- **Records from a dataset**:
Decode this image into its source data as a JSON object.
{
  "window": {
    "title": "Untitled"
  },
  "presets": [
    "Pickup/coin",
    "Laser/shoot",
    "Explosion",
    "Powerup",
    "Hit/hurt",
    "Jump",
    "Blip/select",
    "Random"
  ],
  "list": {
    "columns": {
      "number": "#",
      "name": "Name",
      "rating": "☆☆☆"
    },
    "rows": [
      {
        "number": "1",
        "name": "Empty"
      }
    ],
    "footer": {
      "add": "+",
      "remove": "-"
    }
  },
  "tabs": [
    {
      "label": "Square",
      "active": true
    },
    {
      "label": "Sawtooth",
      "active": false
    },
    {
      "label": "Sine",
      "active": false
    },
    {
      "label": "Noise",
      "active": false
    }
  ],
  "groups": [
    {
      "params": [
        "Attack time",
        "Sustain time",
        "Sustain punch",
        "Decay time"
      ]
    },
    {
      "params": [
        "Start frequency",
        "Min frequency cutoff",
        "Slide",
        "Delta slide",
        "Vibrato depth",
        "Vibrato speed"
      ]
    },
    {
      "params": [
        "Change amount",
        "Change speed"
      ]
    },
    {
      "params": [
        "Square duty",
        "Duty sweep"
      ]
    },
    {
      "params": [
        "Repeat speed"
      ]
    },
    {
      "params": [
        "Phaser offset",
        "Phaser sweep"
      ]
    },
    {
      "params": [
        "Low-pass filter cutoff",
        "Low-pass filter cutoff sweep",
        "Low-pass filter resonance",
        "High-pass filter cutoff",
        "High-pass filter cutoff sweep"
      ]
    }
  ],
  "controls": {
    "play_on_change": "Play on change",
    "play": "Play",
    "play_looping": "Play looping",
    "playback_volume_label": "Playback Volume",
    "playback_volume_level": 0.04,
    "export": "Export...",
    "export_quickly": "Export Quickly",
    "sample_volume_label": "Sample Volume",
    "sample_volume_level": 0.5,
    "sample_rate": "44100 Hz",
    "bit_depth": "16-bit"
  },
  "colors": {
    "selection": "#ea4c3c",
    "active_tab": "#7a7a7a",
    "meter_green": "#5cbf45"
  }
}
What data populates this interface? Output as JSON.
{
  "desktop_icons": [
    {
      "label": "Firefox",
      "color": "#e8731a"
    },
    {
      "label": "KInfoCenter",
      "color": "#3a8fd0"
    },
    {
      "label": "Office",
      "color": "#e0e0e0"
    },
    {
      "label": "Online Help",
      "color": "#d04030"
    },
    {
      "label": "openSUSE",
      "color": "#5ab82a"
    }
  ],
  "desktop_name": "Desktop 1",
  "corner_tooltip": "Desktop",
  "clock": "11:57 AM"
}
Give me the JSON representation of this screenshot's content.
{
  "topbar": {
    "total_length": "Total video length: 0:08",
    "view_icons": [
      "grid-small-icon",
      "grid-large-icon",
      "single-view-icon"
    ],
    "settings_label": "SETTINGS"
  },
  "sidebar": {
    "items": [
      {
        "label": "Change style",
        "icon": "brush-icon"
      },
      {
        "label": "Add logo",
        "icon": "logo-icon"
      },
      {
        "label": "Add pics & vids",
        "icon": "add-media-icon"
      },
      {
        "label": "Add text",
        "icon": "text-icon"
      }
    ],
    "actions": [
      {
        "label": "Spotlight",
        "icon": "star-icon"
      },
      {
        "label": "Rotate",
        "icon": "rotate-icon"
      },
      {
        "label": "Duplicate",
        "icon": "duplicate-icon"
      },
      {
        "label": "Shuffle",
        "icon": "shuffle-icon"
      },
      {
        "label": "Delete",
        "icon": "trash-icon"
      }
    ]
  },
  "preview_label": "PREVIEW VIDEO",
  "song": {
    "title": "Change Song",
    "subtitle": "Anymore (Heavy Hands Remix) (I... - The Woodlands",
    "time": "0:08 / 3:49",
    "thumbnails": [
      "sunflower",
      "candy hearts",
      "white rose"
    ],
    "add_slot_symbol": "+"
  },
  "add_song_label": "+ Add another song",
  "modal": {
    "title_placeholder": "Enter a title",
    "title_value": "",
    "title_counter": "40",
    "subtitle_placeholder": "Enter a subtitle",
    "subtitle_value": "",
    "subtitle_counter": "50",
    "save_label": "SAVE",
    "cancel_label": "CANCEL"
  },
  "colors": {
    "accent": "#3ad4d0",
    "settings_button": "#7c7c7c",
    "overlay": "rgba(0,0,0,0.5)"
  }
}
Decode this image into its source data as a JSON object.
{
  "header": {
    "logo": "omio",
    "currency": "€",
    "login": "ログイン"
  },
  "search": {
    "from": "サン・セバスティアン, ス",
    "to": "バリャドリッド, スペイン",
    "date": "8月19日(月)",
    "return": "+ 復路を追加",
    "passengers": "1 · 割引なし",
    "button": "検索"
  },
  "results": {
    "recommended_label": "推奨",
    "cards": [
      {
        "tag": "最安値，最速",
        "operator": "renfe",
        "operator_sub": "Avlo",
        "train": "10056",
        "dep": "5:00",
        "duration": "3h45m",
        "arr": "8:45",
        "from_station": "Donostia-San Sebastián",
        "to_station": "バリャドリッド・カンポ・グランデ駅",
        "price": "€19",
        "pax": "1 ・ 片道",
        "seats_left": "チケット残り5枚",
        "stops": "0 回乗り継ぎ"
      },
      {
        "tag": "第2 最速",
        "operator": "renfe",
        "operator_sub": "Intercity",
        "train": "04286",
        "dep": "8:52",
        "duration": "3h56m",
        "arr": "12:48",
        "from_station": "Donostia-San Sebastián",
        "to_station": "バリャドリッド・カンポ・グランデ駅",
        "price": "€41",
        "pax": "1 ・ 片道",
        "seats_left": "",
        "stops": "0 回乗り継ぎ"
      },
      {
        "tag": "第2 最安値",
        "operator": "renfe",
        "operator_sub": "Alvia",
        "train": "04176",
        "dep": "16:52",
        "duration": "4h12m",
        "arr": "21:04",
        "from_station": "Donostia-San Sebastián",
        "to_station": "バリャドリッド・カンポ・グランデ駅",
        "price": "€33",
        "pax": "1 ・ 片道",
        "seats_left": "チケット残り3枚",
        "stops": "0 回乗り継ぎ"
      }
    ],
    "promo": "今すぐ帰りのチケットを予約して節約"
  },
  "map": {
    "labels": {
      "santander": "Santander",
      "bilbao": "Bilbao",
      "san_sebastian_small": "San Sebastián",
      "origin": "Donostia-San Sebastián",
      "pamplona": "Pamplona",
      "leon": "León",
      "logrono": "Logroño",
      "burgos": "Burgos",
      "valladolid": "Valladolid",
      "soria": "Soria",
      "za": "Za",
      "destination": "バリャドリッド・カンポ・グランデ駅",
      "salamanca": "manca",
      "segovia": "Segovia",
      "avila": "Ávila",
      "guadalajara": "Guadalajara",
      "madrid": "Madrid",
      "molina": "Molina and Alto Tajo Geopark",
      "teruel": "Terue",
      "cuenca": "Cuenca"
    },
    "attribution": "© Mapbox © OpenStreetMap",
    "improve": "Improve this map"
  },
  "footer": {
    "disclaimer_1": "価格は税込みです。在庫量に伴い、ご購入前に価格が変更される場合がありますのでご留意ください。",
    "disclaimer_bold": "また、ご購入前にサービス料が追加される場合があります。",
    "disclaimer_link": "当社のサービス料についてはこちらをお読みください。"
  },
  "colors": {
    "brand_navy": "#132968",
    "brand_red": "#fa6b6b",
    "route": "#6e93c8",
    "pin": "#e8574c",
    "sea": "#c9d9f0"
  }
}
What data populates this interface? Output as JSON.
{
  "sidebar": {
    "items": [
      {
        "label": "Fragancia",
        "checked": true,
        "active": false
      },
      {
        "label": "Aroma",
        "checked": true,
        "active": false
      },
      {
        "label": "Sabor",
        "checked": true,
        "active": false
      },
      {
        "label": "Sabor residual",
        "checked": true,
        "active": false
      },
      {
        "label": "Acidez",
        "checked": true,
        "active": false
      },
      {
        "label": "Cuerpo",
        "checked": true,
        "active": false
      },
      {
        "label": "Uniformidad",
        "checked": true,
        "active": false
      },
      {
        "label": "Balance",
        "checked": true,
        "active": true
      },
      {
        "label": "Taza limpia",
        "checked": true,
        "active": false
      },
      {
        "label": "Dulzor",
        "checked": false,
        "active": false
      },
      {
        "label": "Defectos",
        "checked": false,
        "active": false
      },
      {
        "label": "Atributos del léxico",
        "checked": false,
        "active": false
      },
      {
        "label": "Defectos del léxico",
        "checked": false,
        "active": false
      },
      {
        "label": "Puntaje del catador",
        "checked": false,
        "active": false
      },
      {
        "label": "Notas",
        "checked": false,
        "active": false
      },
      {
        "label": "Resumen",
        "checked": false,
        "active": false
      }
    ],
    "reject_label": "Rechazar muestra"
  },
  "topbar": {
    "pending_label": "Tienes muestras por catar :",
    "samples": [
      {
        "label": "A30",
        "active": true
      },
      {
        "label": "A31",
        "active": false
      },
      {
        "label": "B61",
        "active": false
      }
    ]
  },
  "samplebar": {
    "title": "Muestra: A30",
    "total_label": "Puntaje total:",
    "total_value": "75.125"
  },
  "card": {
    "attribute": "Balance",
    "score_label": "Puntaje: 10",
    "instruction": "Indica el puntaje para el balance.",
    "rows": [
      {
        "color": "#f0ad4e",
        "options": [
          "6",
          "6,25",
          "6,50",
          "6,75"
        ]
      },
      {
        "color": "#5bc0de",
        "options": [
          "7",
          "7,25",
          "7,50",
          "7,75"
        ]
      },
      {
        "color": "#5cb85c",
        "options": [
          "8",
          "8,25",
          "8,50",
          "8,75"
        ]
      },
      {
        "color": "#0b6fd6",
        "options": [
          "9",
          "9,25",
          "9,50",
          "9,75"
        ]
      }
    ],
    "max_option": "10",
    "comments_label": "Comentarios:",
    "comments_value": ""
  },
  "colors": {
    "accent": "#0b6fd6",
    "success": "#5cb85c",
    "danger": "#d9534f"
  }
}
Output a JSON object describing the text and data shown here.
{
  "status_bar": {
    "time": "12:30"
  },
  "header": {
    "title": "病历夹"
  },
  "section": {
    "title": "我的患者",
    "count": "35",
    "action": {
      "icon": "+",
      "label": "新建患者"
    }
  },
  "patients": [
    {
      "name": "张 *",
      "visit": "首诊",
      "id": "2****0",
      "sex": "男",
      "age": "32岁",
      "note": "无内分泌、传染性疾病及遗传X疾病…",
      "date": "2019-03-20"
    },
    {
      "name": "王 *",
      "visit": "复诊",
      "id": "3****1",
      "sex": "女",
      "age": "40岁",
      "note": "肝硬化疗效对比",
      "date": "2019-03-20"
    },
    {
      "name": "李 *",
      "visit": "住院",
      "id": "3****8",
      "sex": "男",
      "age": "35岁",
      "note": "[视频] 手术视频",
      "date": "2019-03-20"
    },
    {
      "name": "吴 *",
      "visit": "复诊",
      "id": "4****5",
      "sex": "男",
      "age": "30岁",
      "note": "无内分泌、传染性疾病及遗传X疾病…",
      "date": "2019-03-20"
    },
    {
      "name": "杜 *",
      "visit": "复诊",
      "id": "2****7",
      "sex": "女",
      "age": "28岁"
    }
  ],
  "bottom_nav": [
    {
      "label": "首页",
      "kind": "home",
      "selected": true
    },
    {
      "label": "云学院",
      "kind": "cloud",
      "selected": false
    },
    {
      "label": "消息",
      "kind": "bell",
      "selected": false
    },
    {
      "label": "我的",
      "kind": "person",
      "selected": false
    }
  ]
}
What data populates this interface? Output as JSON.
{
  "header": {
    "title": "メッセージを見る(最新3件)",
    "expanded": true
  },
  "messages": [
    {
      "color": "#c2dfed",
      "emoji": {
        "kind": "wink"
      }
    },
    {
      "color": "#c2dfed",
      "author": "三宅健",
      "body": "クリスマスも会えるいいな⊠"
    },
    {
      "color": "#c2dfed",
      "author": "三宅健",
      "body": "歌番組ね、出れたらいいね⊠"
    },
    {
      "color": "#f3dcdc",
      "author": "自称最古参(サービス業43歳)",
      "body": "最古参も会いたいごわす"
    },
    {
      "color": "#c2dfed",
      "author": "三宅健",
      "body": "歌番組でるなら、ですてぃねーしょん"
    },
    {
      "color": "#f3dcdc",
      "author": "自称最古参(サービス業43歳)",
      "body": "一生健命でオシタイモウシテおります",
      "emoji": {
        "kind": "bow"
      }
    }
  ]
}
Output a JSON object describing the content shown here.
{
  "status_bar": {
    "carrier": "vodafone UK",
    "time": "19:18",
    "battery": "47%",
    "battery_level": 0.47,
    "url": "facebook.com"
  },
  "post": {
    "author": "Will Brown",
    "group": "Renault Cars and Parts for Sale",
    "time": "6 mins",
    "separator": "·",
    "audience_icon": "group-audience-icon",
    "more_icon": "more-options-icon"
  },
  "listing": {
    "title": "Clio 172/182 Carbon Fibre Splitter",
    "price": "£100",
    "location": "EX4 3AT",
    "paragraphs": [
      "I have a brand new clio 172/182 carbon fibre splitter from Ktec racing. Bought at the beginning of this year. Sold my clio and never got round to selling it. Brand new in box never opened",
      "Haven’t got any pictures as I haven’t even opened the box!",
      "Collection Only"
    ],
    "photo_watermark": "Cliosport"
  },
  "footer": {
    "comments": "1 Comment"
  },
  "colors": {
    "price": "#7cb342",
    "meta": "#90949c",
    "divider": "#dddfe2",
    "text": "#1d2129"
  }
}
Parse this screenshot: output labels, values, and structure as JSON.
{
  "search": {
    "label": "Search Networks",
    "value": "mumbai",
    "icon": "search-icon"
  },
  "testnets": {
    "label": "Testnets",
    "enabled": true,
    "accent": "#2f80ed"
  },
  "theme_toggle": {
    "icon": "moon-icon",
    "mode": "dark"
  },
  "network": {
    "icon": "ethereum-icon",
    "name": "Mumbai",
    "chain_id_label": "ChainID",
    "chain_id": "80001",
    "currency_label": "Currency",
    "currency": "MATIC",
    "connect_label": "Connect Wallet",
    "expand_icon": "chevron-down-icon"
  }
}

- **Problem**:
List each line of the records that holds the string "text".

- **Result for this task**:
        "label": "Add text",
        "icon": "text-icon"
Output a JSON object describing the text and data shown here.
    "text": "#1d2129"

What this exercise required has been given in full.